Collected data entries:
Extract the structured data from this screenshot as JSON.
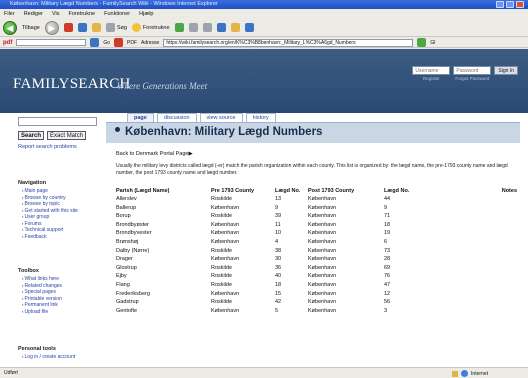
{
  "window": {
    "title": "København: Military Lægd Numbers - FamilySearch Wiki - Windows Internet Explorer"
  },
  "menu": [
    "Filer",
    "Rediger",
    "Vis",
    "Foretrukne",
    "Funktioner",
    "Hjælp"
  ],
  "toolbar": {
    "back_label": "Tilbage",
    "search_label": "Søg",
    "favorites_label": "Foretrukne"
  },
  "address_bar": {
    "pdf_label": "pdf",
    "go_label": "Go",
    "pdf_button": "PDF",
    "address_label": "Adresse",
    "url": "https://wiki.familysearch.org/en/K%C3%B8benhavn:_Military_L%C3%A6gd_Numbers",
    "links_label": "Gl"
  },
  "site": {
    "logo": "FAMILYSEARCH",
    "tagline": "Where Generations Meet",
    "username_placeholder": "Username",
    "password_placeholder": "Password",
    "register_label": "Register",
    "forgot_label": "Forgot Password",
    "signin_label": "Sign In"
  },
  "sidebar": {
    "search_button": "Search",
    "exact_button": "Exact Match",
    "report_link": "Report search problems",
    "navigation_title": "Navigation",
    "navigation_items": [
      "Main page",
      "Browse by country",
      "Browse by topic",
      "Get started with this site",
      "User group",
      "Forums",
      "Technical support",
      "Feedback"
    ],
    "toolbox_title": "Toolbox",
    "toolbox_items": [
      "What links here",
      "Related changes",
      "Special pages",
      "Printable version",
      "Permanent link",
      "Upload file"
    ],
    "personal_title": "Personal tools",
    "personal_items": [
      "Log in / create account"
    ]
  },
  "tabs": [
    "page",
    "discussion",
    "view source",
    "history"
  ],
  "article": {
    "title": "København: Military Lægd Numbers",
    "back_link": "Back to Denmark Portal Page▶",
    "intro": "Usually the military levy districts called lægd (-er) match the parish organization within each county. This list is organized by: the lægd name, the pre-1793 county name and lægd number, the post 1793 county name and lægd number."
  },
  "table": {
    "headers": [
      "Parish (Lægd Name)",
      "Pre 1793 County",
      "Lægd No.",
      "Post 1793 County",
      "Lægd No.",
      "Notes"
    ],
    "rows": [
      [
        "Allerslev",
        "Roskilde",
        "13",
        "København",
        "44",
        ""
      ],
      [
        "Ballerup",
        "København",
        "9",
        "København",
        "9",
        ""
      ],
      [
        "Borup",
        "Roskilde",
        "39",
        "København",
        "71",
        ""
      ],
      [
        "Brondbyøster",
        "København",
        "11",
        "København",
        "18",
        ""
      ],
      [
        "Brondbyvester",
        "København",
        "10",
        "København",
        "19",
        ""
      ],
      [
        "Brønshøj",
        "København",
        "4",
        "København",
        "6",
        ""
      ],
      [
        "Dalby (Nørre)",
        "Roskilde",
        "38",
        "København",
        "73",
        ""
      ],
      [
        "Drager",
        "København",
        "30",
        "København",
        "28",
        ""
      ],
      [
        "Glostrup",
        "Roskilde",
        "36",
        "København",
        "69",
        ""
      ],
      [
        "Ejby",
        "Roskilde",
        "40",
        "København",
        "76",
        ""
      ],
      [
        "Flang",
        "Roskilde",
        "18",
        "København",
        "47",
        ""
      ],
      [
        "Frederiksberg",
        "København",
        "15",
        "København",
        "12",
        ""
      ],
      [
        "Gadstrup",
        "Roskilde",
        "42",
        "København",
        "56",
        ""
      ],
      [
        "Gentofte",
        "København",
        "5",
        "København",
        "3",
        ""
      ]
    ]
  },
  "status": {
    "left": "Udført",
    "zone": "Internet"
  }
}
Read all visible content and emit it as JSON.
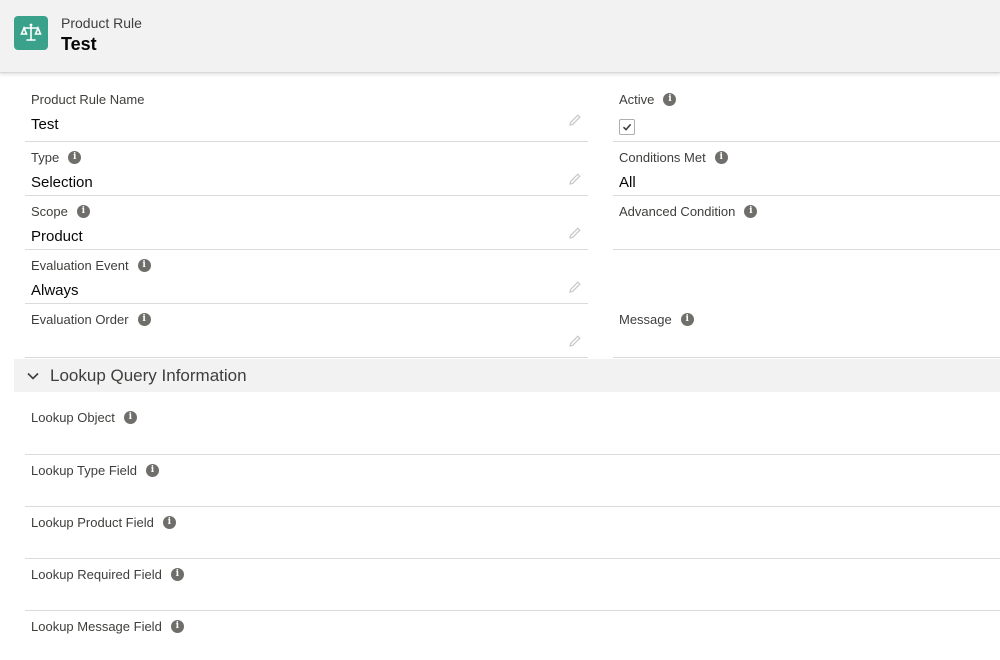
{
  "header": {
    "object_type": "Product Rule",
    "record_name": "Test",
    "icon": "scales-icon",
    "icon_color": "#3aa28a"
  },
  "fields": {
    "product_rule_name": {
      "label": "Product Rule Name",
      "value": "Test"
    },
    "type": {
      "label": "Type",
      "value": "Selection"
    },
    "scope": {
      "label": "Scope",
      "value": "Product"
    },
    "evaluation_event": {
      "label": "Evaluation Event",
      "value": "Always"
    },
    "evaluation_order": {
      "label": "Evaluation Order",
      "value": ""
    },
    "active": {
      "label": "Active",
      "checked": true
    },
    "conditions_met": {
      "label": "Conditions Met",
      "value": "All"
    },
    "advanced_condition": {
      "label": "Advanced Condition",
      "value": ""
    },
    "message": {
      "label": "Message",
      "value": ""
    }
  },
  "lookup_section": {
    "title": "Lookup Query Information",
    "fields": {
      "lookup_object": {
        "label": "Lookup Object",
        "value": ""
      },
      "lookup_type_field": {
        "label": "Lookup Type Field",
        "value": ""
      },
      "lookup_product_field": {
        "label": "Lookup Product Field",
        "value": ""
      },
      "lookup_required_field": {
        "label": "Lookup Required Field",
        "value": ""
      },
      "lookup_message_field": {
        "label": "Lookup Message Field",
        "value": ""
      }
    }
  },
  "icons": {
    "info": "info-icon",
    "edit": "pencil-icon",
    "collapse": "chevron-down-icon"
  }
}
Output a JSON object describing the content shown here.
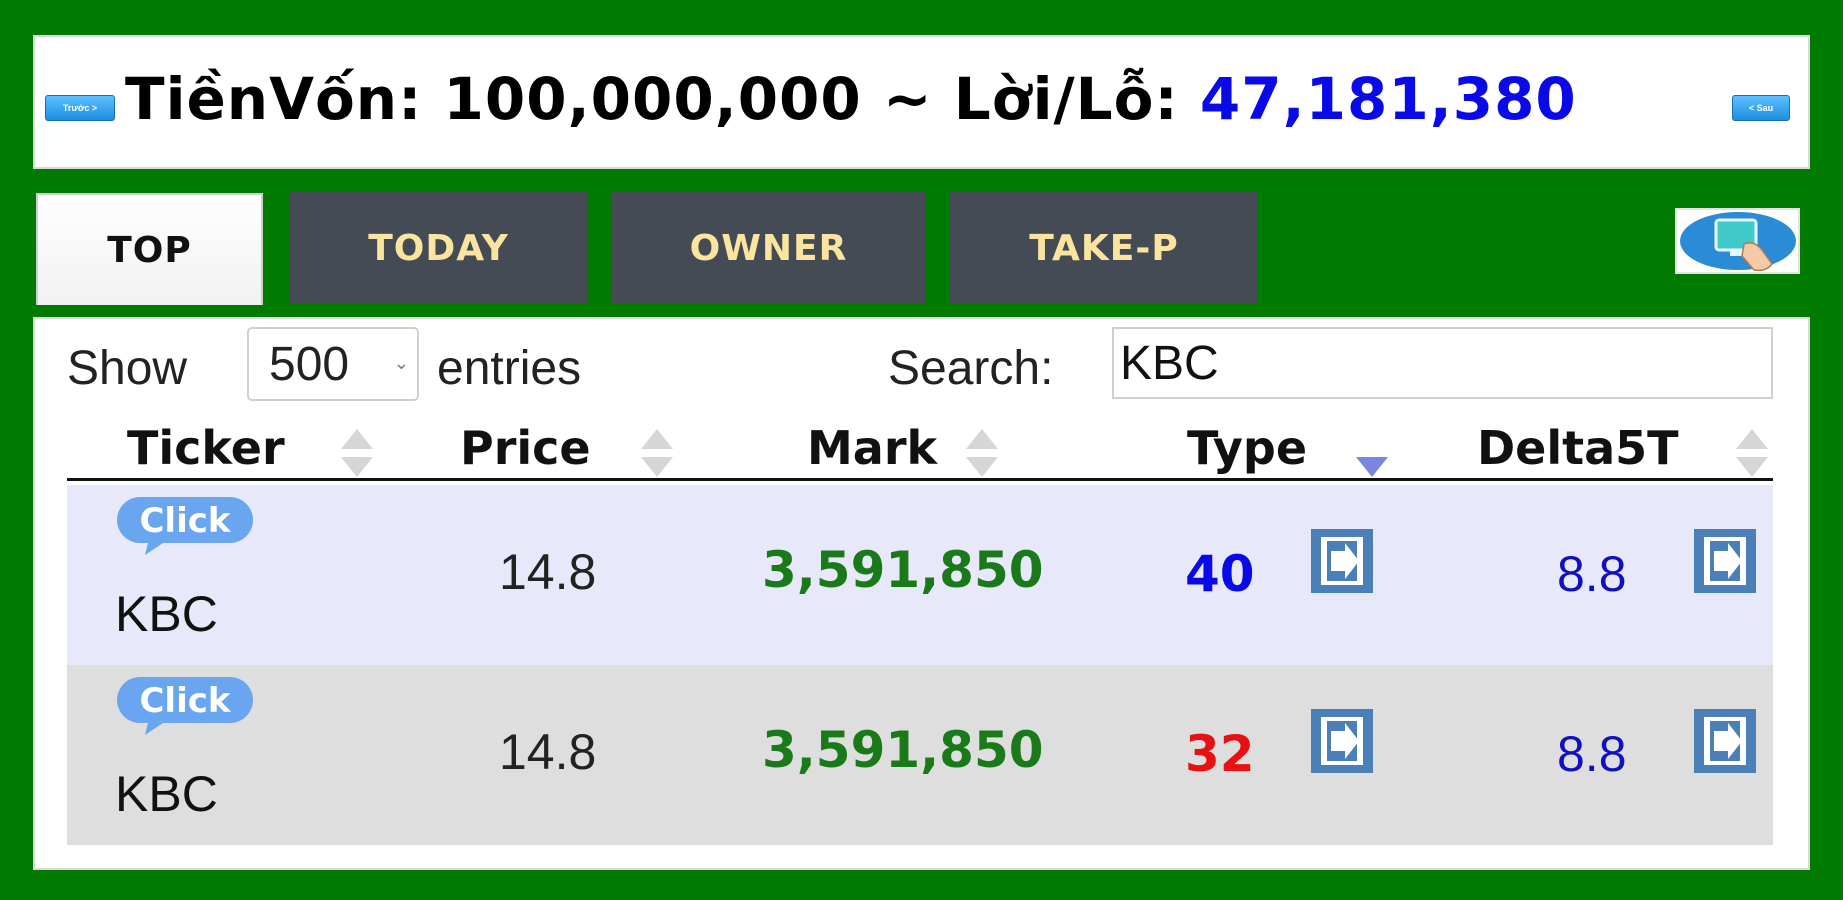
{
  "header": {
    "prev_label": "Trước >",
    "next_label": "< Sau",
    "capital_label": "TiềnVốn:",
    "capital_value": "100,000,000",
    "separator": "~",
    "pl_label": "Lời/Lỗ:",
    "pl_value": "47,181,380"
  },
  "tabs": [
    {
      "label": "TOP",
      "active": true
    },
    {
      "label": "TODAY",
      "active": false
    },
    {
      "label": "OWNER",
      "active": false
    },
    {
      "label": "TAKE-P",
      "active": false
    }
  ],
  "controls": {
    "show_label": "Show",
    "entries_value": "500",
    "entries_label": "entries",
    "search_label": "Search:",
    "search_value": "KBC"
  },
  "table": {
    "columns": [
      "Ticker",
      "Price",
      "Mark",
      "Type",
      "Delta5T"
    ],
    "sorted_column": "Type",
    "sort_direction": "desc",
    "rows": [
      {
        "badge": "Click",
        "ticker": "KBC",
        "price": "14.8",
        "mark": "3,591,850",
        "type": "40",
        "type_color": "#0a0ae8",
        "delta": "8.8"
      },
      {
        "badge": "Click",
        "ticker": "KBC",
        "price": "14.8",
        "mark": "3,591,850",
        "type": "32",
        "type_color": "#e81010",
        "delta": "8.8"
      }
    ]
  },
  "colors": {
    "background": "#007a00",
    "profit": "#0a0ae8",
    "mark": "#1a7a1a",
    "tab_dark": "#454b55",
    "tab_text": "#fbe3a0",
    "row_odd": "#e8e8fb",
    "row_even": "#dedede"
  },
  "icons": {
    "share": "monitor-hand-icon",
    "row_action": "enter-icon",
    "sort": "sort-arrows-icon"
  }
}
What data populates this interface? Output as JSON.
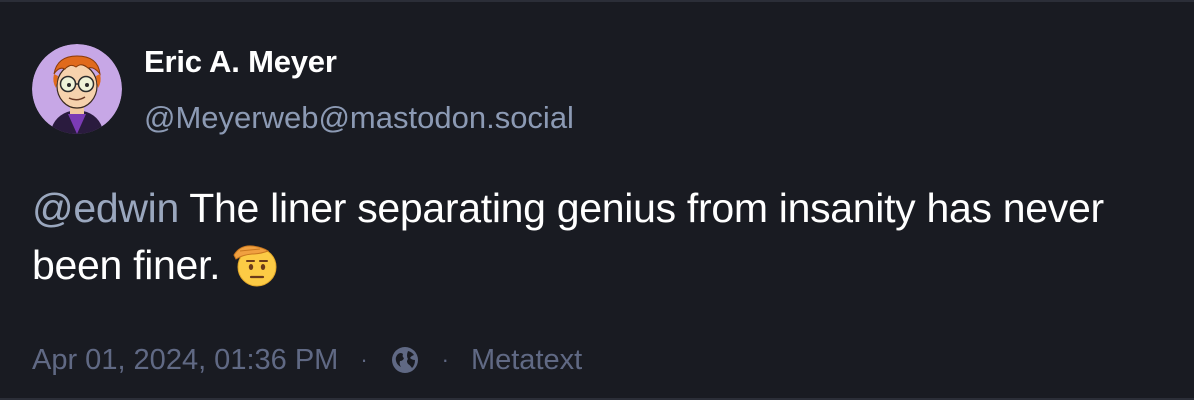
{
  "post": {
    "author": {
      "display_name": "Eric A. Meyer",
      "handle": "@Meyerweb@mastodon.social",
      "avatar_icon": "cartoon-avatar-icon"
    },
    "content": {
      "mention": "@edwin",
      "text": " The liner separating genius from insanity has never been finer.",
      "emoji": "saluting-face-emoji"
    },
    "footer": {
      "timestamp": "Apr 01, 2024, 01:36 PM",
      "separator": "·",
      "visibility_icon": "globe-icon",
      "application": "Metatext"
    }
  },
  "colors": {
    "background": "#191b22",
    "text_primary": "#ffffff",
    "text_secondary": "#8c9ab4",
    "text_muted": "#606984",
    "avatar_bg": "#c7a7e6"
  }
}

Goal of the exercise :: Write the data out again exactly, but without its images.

Exercise response ::
Extract the structured data from this screenshot as JSON.
{
  "window": {
    "title": "København: Military Lægd Numbers - FamilySearch Wiki - Windows Internet Explorer"
  },
  "menu": [
    "Filer",
    "Rediger",
    "Vis",
    "Foretrukne",
    "Funktioner",
    "Hjælp"
  ],
  "toolbar": {
    "back_label": "Tilbage",
    "search_label": "Søg",
    "favorites_label": "Foretrukne"
  },
  "address_bar": {
    "pdf_label": "pdf",
    "go_label": "Go",
    "pdf_button": "PDF",
    "address_label": "Adresse",
    "url": "https://wiki.familysearch.org/en/K%C3%B8benhavn:_Military_L%C3%A6gd_Numbers",
    "links_label": "Gl"
  },
  "site": {
    "logo": "FAMILYSEARCH",
    "tagline": "Where Generations Meet",
    "username_placeholder": "Username",
    "password_placeholder": "Password",
    "register_label": "Register",
    "forgot_label": "Forgot Password",
    "signin_label": "Sign In"
  },
  "sidebar": {
    "search_button": "Search",
    "exact_button": "Exact Match",
    "report_link": "Report search problems",
    "navigation_title": "Navigation",
    "navigation_items": [
      "Main page",
      "Browse by country",
      "Browse by topic",
      "Get started with this site",
      "User group",
      "Forums",
      "Technical support",
      "Feedback"
    ],
    "toolbox_title": "Toolbox",
    "toolbox_items": [
      "What links here",
      "Related changes",
      "Special pages",
      "Printable version",
      "Permanent link",
      "Upload file"
    ],
    "personal_title": "Personal tools",
    "personal_items": [
      "Log in / create account"
    ]
  },
  "tabs": [
    "page",
    "discussion",
    "view source",
    "history"
  ],
  "article": {
    "title": "København: Military Lægd Numbers",
    "back_link": "Back to Denmark Portal Page▶",
    "intro": "Usually the military levy districts called lægd (-er) match the parish organization within each county. This list is organized by: the lægd name, the pre-1793 county name and lægd number, the post 1793 county name and lægd number."
  },
  "table": {
    "headers": [
      "Parish (Lægd Name)",
      "Pre 1793 County",
      "Lægd No.",
      "Post 1793 County",
      "Lægd No.",
      "Notes"
    ],
    "rows": [
      [
        "Allerslev",
        "Roskilde",
        "13",
        "København",
        "44",
        ""
      ],
      [
        "Ballerup",
        "København",
        "9",
        "København",
        "9",
        ""
      ],
      [
        "Borup",
        "Roskilde",
        "39",
        "København",
        "71",
        ""
      ],
      [
        "Brondbyøster",
        "København",
        "11",
        "København",
        "18",
        ""
      ],
      [
        "Brondbyvester",
        "København",
        "10",
        "København",
        "19",
        ""
      ],
      [
        "Brønshøj",
        "København",
        "4",
        "København",
        "6",
        ""
      ],
      [
        "Dalby (Nørre)",
        "Roskilde",
        "38",
        "København",
        "73",
        ""
      ],
      [
        "Drager",
        "København",
        "30",
        "København",
        "28",
        ""
      ],
      [
        "Glostrup",
        "Roskilde",
        "36",
        "København",
        "69",
        ""
      ],
      [
        "Ejby",
        "Roskilde",
        "40",
        "København",
        "76",
        ""
      ],
      [
        "Flang",
        "Roskilde",
        "18",
        "København",
        "47",
        ""
      ],
      [
        "Frederiksberg",
        "København",
        "15",
        "København",
        "12",
        ""
      ],
      [
        "Gadstrup",
        "Roskilde",
        "42",
        "København",
        "56",
        ""
      ],
      [
        "Gentofte",
        "København",
        "5",
        "København",
        "3",
        ""
      ]
    ]
  },
  "status": {
    "left": "Udført",
    "zone": "Internet"
  }
}
Read all visible content and emit it as JSON.
{
  "header": {
    "object_type": "Product Rule",
    "record_name": "Test",
    "icon": "scales-icon",
    "icon_color": "#3aa28a"
  },
  "fields": {
    "product_rule_name": {
      "label": "Product Rule Name",
      "value": "Test"
    },
    "type": {
      "label": "Type",
      "value": "Selection"
    },
    "scope": {
      "label": "Scope",
      "value": "Product"
    },
    "evaluation_event": {
      "label": "Evaluation Event",
      "value": "Always"
    },
    "evaluation_order": {
      "label": "Evaluation Order",
      "value": ""
    },
    "active": {
      "label": "Active",
      "checked": true
    },
    "conditions_met": {
      "label": "Conditions Met",
      "value": "All"
    },
    "advanced_condition": {
      "label": "Advanced Condition",
      "value": ""
    },
    "message": {
      "label": "Message",
      "value": ""
    }
  },
  "lookup_section": {
    "title": "Lookup Query Information",
    "fields": {
      "lookup_object": {
        "label": "Lookup Object",
        "value": ""
      },
      "lookup_type_field": {
        "label": "Lookup Type Field",
        "value": ""
      },
      "lookup_product_field": {
        "label": "Lookup Product Field",
        "value": ""
      },
      "lookup_required_field": {
        "label": "Lookup Required Field",
        "value": ""
      },
      "lookup_message_field": {
        "label": "Lookup Message Field",
        "value": ""
      }
    }
  },
  "icons": {
    "info": "info-icon",
    "edit": "pencil-icon",
    "collapse": "chevron-down-icon"
  }
}
Output a JSON object describing the content shown here.
{
  "header": {
    "prev_label": "Trước >",
    "next_label": "< Sau",
    "capital_label": "TiềnVốn:",
    "capital_value": "100,000,000",
    "separator": "~",
    "pl_label": "Lời/Lỗ:",
    "pl_value": "47,181,380"
  },
  "tabs": [
    {
      "label": "TOP",
      "active": true
    },
    {
      "label": "TODAY",
      "active": false
    },
    {
      "label": "OWNER",
      "active": false
    },
    {
      "label": "TAKE-P",
      "active": false
    }
  ],
  "controls": {
    "show_label": "Show",
    "entries_value": "500",
    "entries_label": "entries",
    "search_label": "Search:",
    "search_value": "KBC"
  },
  "table": {
    "columns": [
      "Ticker",
      "Price",
      "Mark",
      "Type",
      "Delta5T"
    ],
    "sorted_column": "Type",
    "sort_direction": "desc",
    "rows": [
      {
        "badge": "Click",
        "ticker": "KBC",
        "price": "14.8",
        "mark": "3,591,850",
        "type": "40",
        "type_color": "#0a0ae8",
        "delta": "8.8"
      },
      {
        "badge": "Click",
        "ticker": "KBC",
        "price": "14.8",
        "mark": "3,591,850",
        "type": "32",
        "type_color": "#e81010",
        "delta": "8.8"
      }
    ]
  },
  "colors": {
    "background": "#007a00",
    "profit": "#0a0ae8",
    "mark": "#1a7a1a",
    "tab_dark": "#454b55",
    "tab_text": "#fbe3a0",
    "row_odd": "#e8e8fb",
    "row_even": "#dedede"
  },
  "icons": {
    "share": "monitor-hand-icon",
    "row_action": "enter-icon",
    "sort": "sort-arrows-icon"
  }
}
What data populates this interface? Output as JSON.
{
  "post": {
    "author": {
      "display_name": "Eric A. Meyer",
      "handle": "@Meyerweb@mastodon.social",
      "avatar_icon": "cartoon-avatar-icon"
    },
    "content": {
      "mention": "@edwin",
      "text": " The liner separating genius from insanity has never been finer.",
      "emoji": "saluting-face-emoji"
    },
    "footer": {
      "timestamp": "Apr 01, 2024, 01:36 PM",
      "separator": "·",
      "visibility_icon": "globe-icon",
      "application": "Metatext"
    }
  },
  "colors": {
    "background": "#191b22",
    "text_primary": "#ffffff",
    "text_secondary": "#8c9ab4",
    "text_muted": "#606984",
    "avatar_bg": "#c7a7e6"
  }
}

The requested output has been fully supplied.